[Records from a data collection]
___

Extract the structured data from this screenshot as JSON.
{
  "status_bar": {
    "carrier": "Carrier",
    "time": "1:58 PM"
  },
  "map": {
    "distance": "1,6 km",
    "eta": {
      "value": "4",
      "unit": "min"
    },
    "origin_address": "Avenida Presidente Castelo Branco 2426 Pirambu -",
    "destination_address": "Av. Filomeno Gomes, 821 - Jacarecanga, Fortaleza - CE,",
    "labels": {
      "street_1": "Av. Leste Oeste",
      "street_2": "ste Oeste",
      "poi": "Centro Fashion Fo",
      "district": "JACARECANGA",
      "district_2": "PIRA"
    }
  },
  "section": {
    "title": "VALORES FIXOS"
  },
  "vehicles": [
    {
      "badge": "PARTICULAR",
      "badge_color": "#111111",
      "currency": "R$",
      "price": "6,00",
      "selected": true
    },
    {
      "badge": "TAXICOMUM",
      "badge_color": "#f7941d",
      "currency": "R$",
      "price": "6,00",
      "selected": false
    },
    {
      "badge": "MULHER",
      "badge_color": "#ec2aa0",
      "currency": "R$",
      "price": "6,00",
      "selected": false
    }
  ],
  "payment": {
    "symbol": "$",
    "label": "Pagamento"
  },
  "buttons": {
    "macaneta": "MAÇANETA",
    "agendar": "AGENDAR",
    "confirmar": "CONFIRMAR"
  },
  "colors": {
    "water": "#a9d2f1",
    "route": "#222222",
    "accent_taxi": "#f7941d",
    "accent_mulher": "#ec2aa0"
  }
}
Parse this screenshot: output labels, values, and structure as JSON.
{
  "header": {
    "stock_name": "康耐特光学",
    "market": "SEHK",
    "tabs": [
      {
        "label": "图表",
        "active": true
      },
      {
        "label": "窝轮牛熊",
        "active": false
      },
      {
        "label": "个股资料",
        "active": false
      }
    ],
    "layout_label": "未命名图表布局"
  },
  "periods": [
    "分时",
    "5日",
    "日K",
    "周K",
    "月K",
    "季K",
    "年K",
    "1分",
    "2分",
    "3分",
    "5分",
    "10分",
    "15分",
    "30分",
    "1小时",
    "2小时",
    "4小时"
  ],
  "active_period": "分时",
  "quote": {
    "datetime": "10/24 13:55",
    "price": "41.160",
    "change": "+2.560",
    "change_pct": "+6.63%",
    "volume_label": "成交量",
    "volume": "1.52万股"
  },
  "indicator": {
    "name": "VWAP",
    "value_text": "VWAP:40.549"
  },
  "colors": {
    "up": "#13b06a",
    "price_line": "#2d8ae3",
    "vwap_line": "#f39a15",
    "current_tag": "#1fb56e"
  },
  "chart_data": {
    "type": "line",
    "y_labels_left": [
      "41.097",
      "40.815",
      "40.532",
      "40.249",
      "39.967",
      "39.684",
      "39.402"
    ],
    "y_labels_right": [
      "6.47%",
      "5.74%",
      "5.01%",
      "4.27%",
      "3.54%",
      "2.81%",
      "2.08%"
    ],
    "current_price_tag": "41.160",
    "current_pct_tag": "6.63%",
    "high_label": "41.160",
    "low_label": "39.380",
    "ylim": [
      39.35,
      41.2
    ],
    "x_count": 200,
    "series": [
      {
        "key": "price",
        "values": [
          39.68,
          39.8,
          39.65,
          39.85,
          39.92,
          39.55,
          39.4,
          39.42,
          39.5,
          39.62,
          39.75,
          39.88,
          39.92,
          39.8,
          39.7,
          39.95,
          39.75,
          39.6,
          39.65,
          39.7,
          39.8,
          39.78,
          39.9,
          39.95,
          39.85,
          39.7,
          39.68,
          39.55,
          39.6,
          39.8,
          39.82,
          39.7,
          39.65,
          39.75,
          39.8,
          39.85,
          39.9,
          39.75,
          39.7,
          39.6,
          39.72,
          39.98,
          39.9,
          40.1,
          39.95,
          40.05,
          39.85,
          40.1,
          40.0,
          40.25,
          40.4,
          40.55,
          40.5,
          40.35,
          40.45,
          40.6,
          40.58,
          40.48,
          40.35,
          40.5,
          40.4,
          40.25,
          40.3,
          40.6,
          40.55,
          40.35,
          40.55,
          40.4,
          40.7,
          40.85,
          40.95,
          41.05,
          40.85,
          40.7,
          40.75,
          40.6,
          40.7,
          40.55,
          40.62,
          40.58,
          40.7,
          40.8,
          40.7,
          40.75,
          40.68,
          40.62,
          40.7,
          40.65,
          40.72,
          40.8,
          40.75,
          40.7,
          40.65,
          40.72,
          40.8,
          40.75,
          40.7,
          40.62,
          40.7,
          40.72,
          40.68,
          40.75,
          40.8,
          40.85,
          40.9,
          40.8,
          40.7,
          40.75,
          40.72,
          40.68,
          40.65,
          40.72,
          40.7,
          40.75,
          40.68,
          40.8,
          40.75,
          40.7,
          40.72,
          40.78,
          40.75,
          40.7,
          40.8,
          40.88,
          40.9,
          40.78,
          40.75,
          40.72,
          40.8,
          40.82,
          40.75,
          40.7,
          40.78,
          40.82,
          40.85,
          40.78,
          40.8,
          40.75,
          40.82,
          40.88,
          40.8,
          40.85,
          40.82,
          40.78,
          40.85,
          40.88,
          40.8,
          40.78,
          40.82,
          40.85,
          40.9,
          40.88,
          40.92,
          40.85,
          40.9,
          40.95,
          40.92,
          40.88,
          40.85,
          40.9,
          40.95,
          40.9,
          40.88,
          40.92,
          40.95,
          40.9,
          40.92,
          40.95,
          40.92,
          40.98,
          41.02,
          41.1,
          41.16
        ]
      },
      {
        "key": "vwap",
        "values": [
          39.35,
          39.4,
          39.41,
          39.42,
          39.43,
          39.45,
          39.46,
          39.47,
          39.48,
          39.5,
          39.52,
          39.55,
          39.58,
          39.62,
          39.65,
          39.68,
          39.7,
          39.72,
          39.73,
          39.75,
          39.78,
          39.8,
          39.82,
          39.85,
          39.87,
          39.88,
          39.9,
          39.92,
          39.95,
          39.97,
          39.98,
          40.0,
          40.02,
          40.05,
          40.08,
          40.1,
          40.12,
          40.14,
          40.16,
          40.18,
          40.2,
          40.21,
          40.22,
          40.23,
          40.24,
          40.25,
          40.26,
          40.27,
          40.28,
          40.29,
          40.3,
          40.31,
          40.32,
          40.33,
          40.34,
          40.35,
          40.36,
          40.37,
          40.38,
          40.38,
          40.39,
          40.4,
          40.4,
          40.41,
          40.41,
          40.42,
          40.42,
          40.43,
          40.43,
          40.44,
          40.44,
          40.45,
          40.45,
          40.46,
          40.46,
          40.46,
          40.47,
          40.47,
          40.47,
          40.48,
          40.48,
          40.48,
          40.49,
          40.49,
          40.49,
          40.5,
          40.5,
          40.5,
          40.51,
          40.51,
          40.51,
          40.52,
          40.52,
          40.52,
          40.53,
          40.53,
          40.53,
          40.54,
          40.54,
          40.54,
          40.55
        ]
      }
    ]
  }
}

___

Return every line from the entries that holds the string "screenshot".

• FINAL ANSWER
Extract the structured data from this screenshot as JSON.
Parse this screenshot: output labels, values, and structure as JSON.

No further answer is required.